Granted, I was not privy to any of the clinical facts regarding the man's health, nor the context in which the instructions were given. Basically, it is impossible to know what was said or not said, but in the back of my mind I could hear the voice of a well-meaning health care professional dispensing a generalized recommendation of increasing physical activity at an office visit or as part of transition plan instructions. Case managers participate in countless team meetings to discuss client status and progress. We espouse the importance of caregiver involvement in recovery from illness. We urge caregivers to allow their loved ones time and space to make their own efforts and to praise attempts to regain self-sufficiency. However, are we being clear enough and is that lack of clarity increasing the risk of unintentional abuse and/or neglect by caregivers?

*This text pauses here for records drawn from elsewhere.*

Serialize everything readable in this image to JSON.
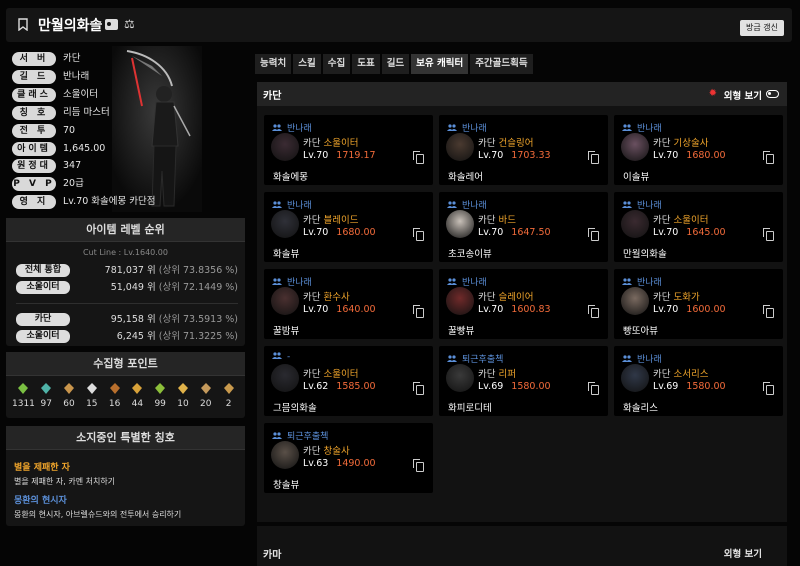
{
  "header": {
    "name": "만월의화솔",
    "renew_label": "방금 갱신"
  },
  "profile": {
    "stats": [
      {
        "key": "서 버",
        "value": "카단"
      },
      {
        "key": "길 드",
        "value": "반나래"
      },
      {
        "key": "클래스",
        "value": "소울이터"
      },
      {
        "key": "칭 호",
        "value": "리듬 마스터"
      },
      {
        "key": "전 투",
        "value": "70"
      },
      {
        "key": "아이템",
        "value": "1,645.00"
      },
      {
        "key": "원정대",
        "value": "347"
      },
      {
        "key": "P V P",
        "value": "20급"
      },
      {
        "key": "영 지",
        "value": "Lv.70 화솔에몽 카단점"
      }
    ]
  },
  "item_rank": {
    "title": "아이템 레벨 순위",
    "cutline": "Cut Line : Lv.1640.00",
    "rows": [
      {
        "key": "전체 통합",
        "rank": "781,037 위",
        "pct": "(상위 73.8356 %)"
      },
      {
        "key": "소울이터",
        "rank": "51,049 위",
        "pct": "(상위 72.1449 %)"
      },
      {
        "key": "카단",
        "rank": "95,158 위",
        "pct": "(상위 73.5913 %)"
      },
      {
        "key": "소울이터",
        "rank": "6,245 위",
        "pct": "(상위 71.3225 %)"
      }
    ]
  },
  "collect": {
    "title": "수집형 포인트",
    "points": [
      {
        "icon": "mokoko-seed-icon",
        "value": "1311",
        "color": "#7bc043"
      },
      {
        "icon": "island-heart-icon",
        "value": "97",
        "color": "#4fb3a8"
      },
      {
        "icon": "giant-heart-icon",
        "value": "60",
        "color": "#c9954c"
      },
      {
        "icon": "ignea-token-icon",
        "value": "15",
        "color": "#ddd"
      },
      {
        "icon": "art-icon",
        "value": "16",
        "color": "#b86f2d"
      },
      {
        "icon": "voyage-icon",
        "value": "44",
        "color": "#d8a23a"
      },
      {
        "icon": "world-tree-leaf-icon",
        "value": "99",
        "color": "#8cbf3a"
      },
      {
        "icon": "orpheus-star-icon",
        "value": "10",
        "color": "#e0b24a"
      },
      {
        "icon": "orb-icon",
        "value": "20",
        "color": "#c59a5c"
      },
      {
        "icon": "map-icon",
        "value": "2",
        "color": "#c99a4d"
      }
    ]
  },
  "special_titles": {
    "title": "소지중인 특별한 칭호",
    "items": [
      {
        "name": "별을 제패한 자",
        "desc": "별을 제패한 자, 카멘 처치하기",
        "color": "#f0a52b"
      },
      {
        "name": "몽환의 현시자",
        "desc": "몽환의 현시자, 아브렐슈드와의 전투에서 승리하기",
        "color": "#5b8fd8"
      }
    ]
  },
  "tabs": [
    "능력치",
    "스킬",
    "수집",
    "도표",
    "길드",
    "보유 캐릭터",
    "주간골드획득"
  ],
  "active_tab": "보유 캐릭터",
  "server_section": {
    "name": "카단",
    "view_label": "외형 보기"
  },
  "characters": [
    {
      "guild": "반나래",
      "server": "카단",
      "class": "소울이터",
      "level": "Lv.70",
      "ilvl": "1719.17",
      "name": "화솔에몽"
    },
    {
      "guild": "반나래",
      "server": "카단",
      "class": "건슬링어",
      "level": "Lv.70",
      "ilvl": "1703.33",
      "name": "화솔레어"
    },
    {
      "guild": "반나래",
      "server": "카단",
      "class": "기상술사",
      "level": "Lv.70",
      "ilvl": "1680.00",
      "name": "이솔뷰"
    },
    {
      "guild": "반나래",
      "server": "카단",
      "class": "블레이드",
      "level": "Lv.70",
      "ilvl": "1680.00",
      "name": "화솔뷰"
    },
    {
      "guild": "반나래",
      "server": "카단",
      "class": "바드",
      "level": "Lv.70",
      "ilvl": "1647.50",
      "name": "초코송이뷰"
    },
    {
      "guild": "반나래",
      "server": "카단",
      "class": "소울이터",
      "level": "Lv.70",
      "ilvl": "1645.00",
      "name": "만월의화솔"
    },
    {
      "guild": "반나래",
      "server": "카단",
      "class": "환수사",
      "level": "Lv.70",
      "ilvl": "1640.00",
      "name": "꿀밤뷰"
    },
    {
      "guild": "반나래",
      "server": "카단",
      "class": "슬레이어",
      "level": "Lv.70",
      "ilvl": "1600.83",
      "name": "꿀빵뷰"
    },
    {
      "guild": "반나래",
      "server": "카단",
      "class": "도화가",
      "level": "Lv.70",
      "ilvl": "1600.00",
      "name": "빵또아뷰"
    },
    {
      "guild": "-",
      "server": "카단",
      "class": "소울이터",
      "level": "Lv.62",
      "ilvl": "1585.00",
      "name": "그믐의화솔"
    },
    {
      "guild": "퇴근후출첵",
      "server": "카단",
      "class": "리퍼",
      "level": "Lv.69",
      "ilvl": "1580.00",
      "name": "화피로디테"
    },
    {
      "guild": "반나래",
      "server": "카단",
      "class": "소서리스",
      "level": "Lv.69",
      "ilvl": "1580.00",
      "name": "화솔리스"
    },
    {
      "guild": "퇴근후출첵",
      "server": "카단",
      "class": "창술사",
      "level": "Lv.63",
      "ilvl": "1490.00",
      "name": "창솔뷰"
    }
  ],
  "next_section": {
    "name": "카마",
    "view_label": "외형 보기"
  }
}
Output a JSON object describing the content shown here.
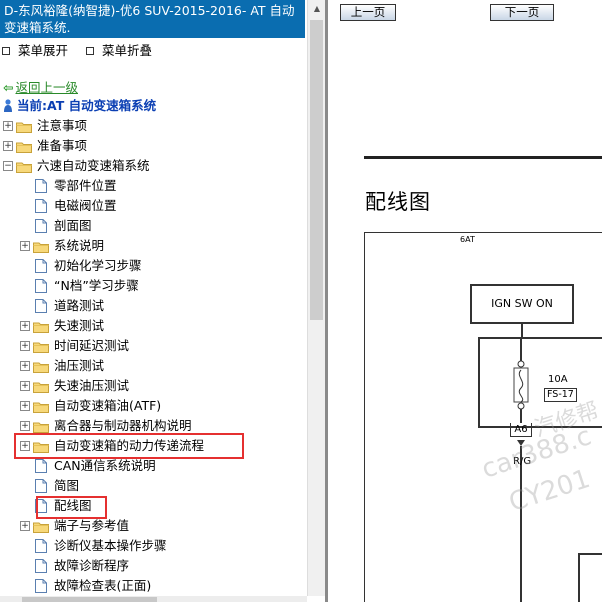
{
  "window": {
    "title": "D-东风裕隆(纳智捷)-优6 SUV-2015-2016- AT 自动变速箱系统."
  },
  "menu": {
    "expand_label": "菜单展开",
    "collapse_label": "菜单折叠"
  },
  "nav": {
    "back_label": "返回上一级",
    "current_label": "当前:AT 自动变速箱系统"
  },
  "tree": [
    {
      "label": "注意事项",
      "type": "folder",
      "level": 0,
      "expander": "+"
    },
    {
      "label": "准备事项",
      "type": "folder",
      "level": 0,
      "expander": "+"
    },
    {
      "label": "六速自动变速箱系统",
      "type": "folder",
      "level": 0,
      "expander": "-"
    },
    {
      "label": "零部件位置",
      "type": "page",
      "level": 1
    },
    {
      "label": "电磁阀位置",
      "type": "page",
      "level": 1
    },
    {
      "label": "剖面图",
      "type": "page",
      "level": 1
    },
    {
      "label": "系统说明",
      "type": "folder",
      "level": 1,
      "expander": "+"
    },
    {
      "label": "初始化学习步骤",
      "type": "page",
      "level": 1
    },
    {
      "label": "“N档”学习步骤",
      "type": "page",
      "level": 1
    },
    {
      "label": "道路测试",
      "type": "page",
      "level": 1
    },
    {
      "label": "失速测试",
      "type": "folder",
      "level": 1,
      "expander": "+"
    },
    {
      "label": "时间延迟测试",
      "type": "folder",
      "level": 1,
      "expander": "+"
    },
    {
      "label": "油压测试",
      "type": "folder",
      "level": 1,
      "expander": "+"
    },
    {
      "label": "失速油压测试",
      "type": "folder",
      "level": 1,
      "expander": "+"
    },
    {
      "label": "自动变速箱油(ATF)",
      "type": "folder",
      "level": 1,
      "expander": "+"
    },
    {
      "label": "离合器与制动器机构说明",
      "type": "folder",
      "level": 1,
      "expander": "+"
    },
    {
      "label": "自动变速箱的动力传递流程",
      "type": "folder",
      "level": 1,
      "expander": "+"
    },
    {
      "label": "CAN通信系统说明",
      "type": "page",
      "level": 1
    },
    {
      "label": "简图",
      "type": "page",
      "level": 1
    },
    {
      "label": "配线图",
      "type": "page",
      "level": 1
    },
    {
      "label": "端子与参考值",
      "type": "folder",
      "level": 1,
      "expander": "+"
    },
    {
      "label": "诊断仪基本操作步骤",
      "type": "page",
      "level": 1
    },
    {
      "label": "故障诊断程序",
      "type": "page",
      "level": 1
    },
    {
      "label": "故障检查表(正面)",
      "type": "page",
      "level": 1
    }
  ],
  "toolbar": {
    "prev_label": "上一页",
    "next_label": "下一页"
  },
  "document": {
    "title": "配线图",
    "frame_label": "6AT",
    "ign_label": "IGN SW ON",
    "fuse_amp": "10A",
    "fuse_id": "FS-17",
    "connector": "A6",
    "wire_color": "R/G"
  },
  "watermark": {
    "line1": "汽修帮",
    "line2": "car388.c",
    "line3": "CY201"
  },
  "colors": {
    "title_bar": "#0a6db0",
    "current_text": "#0b3fb3",
    "back_link": "#2a8a2a",
    "highlight": "#e53030"
  }
}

In this instance, it occurred to me that the companion may have misinterpreted what we consider to be fairly common instructions. How often do we reassure caregiver anxiety as to what they should and should not do for the recovering patient? Additional study into what we think we are telling our clients, versus what they are hearing, may prove quite illuminating and serve as a gateway to meaningful change in our approach of how we teach and coach. Does it mean we need to change our entire approach to providing care instructions? No, but we probably need to make a few adjustments.


So, the next time you are care planning or explaining discharge instructions with a caregiver and client, consider the following:


* Assess. Ask a few questions as to what are the usual activities in which the individual participates and if there are any upcoming events such as travel, which might be out of the ordinary.


* Provide context. When providing instructions, place them into contexts that the client and caregiver understand. For example, if the client normally climbs down a flight of stairs to get to the mailbox, make sure the physical therapist weighs in on whether this is something the person should resume doing straightaway. In the case of international travel, this requires a bit more discussion with the care team, treating provider, family, etc. Travel plans can be postponed. In this case, a letter from the provider could help in getting a postponement on the trip and perhaps a full refund.


* Verify understanding. Be sure to apply "teach back" methodology to ascertain whether the receiver of your message understands your meaning. If you do not verify understanding, you may as well have not bothered to provide any instructions.


As with any situation, there are exceptions. In spite of our best efforts, we cannot force our will upon others; people will do whatever they want to do. I do not know what became of the gentleman, nor his traveling companion, but I certainly hope that they both made it back home safely.


The intent of this column is meant to speak to the heart of case management: our joys, our struggles, and our lessons learned. Please send your thoughts and ideas to us so we may include them in future articles.


Mindy Owen at: mailto:[email protected]


Teri Treiger at: mailto:[email protected]